Another aspect of PROMs which is burdensome for the patient is the large variety of questionnaires being used in practice to measure the same latent trait. These questionnaires are time consuming for the patient to complete and this could explain the high attrition rate. There is an evolving area of PROMs research which aims to reduce the admin burden using computer adaptive testing. The United States National Institute of Health has developed a platform called Patient-Reported Outcomes Measurement Information System (PROMIS) to create a universal PROMs language based on item response theory6. Item Response Theory (IRT) is a mathematical algorithm that quantifies the relationship between a person’s response to a question and their individual position on the continuum of what is being measured. PROMIS can be administered through a computer adaptive test using this algorithm to ensure patients are asked the minimal yet most relevant questions. When applied to the National PROMs programme these methods have been shown to reduce the number of questions needed to achieve the same precision rate. This improves the efficiency and may improve patient compliance. However, there is no doubt that there will be a large technology cost with the implementation of this system. Another interesting area of research is the use of app-based ecological momentary assessment (EMA). EMA repeatedly samples PROMs in real time and in real world settings in an attempt to minimise retrospective recall bias. A combination of shorter questionnaires using smart phone driven EMA could represent the future of PROMs collection. 
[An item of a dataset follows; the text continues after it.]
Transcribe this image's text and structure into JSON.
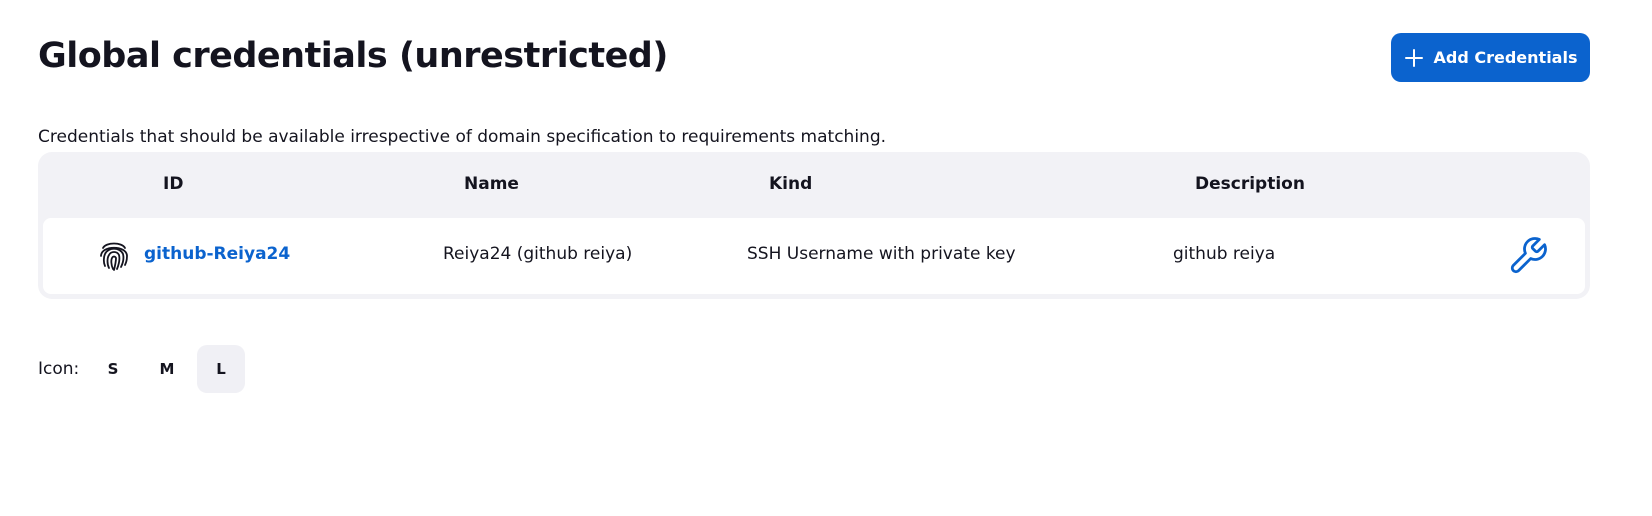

The PROMs landscape is likely to change over the next ten years as we see more political investment. As a specialty in the UK we are performing well in the reporting of some PROMs. We have established registries that are collecting useable data. However, we are by no means a perfect system. We have identified ways to incorporate formatting that reduces staff resources. We should also be using PROMs that are supported through psychometric analyses and the creation of core outcome sets will help to define what we should be collecting. As a specialty we are well placed to share our experiences and we welcome the renewed interest in such an important area of patient safety. 

  1. Patient Reported Outcome Measures (PROMs) – NHS Digital. Available at: Accessed January 20, 2022.
  2. Mason L, Wood E, Halliwell P. British Orthopaedic Foot and Ankle Registry – Where are we now and where are we going? Journal of Trauma & Orthopaedics. 2021;9(4):26-28. Available at: Accessed January 20, 2022 
  3. Cumberlege (2020). First Do No Harm – The report of the Independent Medicines and Medical Devices Safety Review. Available at: Accessed January 20, 2022.
  4. COnsensus-based Standards for the selection of health Measurement Instrument (COSMIN). Available at:  Accessed January 20, 2022. 
  5. International Consortium for Health Outcomes Measurement (ICHOM). Available at: Accessed January 20, 2022.
  6. PROMIS Health Organisation. Introduction to PROMIS. Available at: Accessed January 20, 2022.